§ Aim of the exercise:
The records below are to be reproduced exactly, with every picture left out.

══════════

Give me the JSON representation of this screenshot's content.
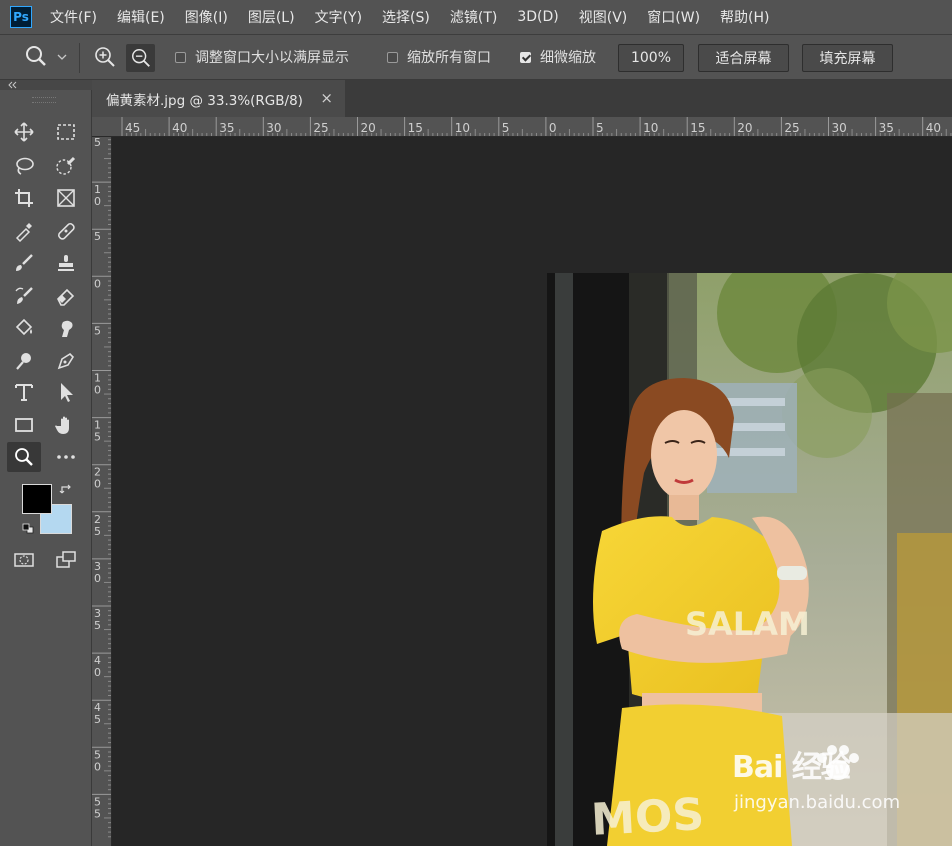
{
  "app": {
    "logo": "Ps"
  },
  "menu": [
    "文件(F)",
    "编辑(E)",
    "图像(I)",
    "图层(L)",
    "文字(Y)",
    "选择(S)",
    "滤镜(T)",
    "3D(D)",
    "视图(V)",
    "窗口(W)",
    "帮助(H)"
  ],
  "options": {
    "resize_windows_label": "调整窗口大小以满屏显示",
    "resize_windows_checked": false,
    "zoom_all_label": "缩放所有窗口",
    "zoom_all_checked": false,
    "scrubby_zoom_label": "细微缩放",
    "scrubby_zoom_checked": true,
    "zoom_value": "100%",
    "fit_screen_label": "适合屏幕",
    "fill_screen_label": "填充屏幕"
  },
  "document": {
    "tab_title": "偏黄素材.jpg @ 33.3%(RGB/8)",
    "close_glyph": "×"
  },
  "ruler_h": [
    "45",
    "40",
    "35",
    "30",
    "25",
    "20",
    "15",
    "10",
    "5",
    "0",
    "5",
    "10",
    "15",
    "20",
    "25",
    "30",
    "35",
    "40"
  ],
  "ruler_v": [
    "5",
    "1\n0",
    "5",
    "0",
    "5",
    "1\n0",
    "1\n5",
    "2\n0",
    "2\n5",
    "3\n0",
    "3\n5",
    "4\n0",
    "4\n5",
    "5\n0",
    "5\n5"
  ],
  "colors": {
    "foreground": "#000000",
    "background": "#b4d8f0"
  },
  "photo": {
    "shirt_text": "SALAM",
    "skirt_text": "MOS"
  },
  "watermark": {
    "brand": "Bai 经验",
    "url": "jingyan.baidu.com"
  }
}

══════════

§ Response:
Give me the JSON representation of this screenshot's content.
{
  "app": {
    "logo": "Ps"
  },
  "menu": [
    "文件(F)",
    "编辑(E)",
    "图像(I)",
    "图层(L)",
    "文字(Y)",
    "选择(S)",
    "滤镜(T)",
    "3D(D)",
    "视图(V)",
    "窗口(W)",
    "帮助(H)"
  ],
  "options": {
    "resize_windows_label": "调整窗口大小以满屏显示",
    "resize_windows_checked": false,
    "zoom_all_label": "缩放所有窗口",
    "zoom_all_checked": false,
    "scrubby_zoom_label": "细微缩放",
    "scrubby_zoom_checked": true,
    "zoom_value": "100%",
    "fit_screen_label": "适合屏幕",
    "fill_screen_label": "填充屏幕"
  },
  "document": {
    "tab_title": "偏黄素材.jpg @ 33.3%(RGB/8)",
    "close_glyph": "×"
  },
  "ruler_h": [
    "45",
    "40",
    "35",
    "30",
    "25",
    "20",
    "15",
    "10",
    "5",
    "0",
    "5",
    "10",
    "15",
    "20",
    "25",
    "30",
    "35",
    "40"
  ],
  "ruler_v": [
    "5",
    "1\n0",
    "5",
    "0",
    "5",
    "1\n0",
    "1\n5",
    "2\n0",
    "2\n5",
    "3\n0",
    "3\n5",
    "4\n0",
    "4\n5",
    "5\n0",
    "5\n5"
  ],
  "colors": {
    "foreground": "#000000",
    "background": "#b4d8f0"
  },
  "photo": {
    "shirt_text": "SALAM",
    "skirt_text": "MOS"
  },
  "watermark": {
    "brand": "Bai 经验",
    "url": "jingyan.baidu.com"
  }
}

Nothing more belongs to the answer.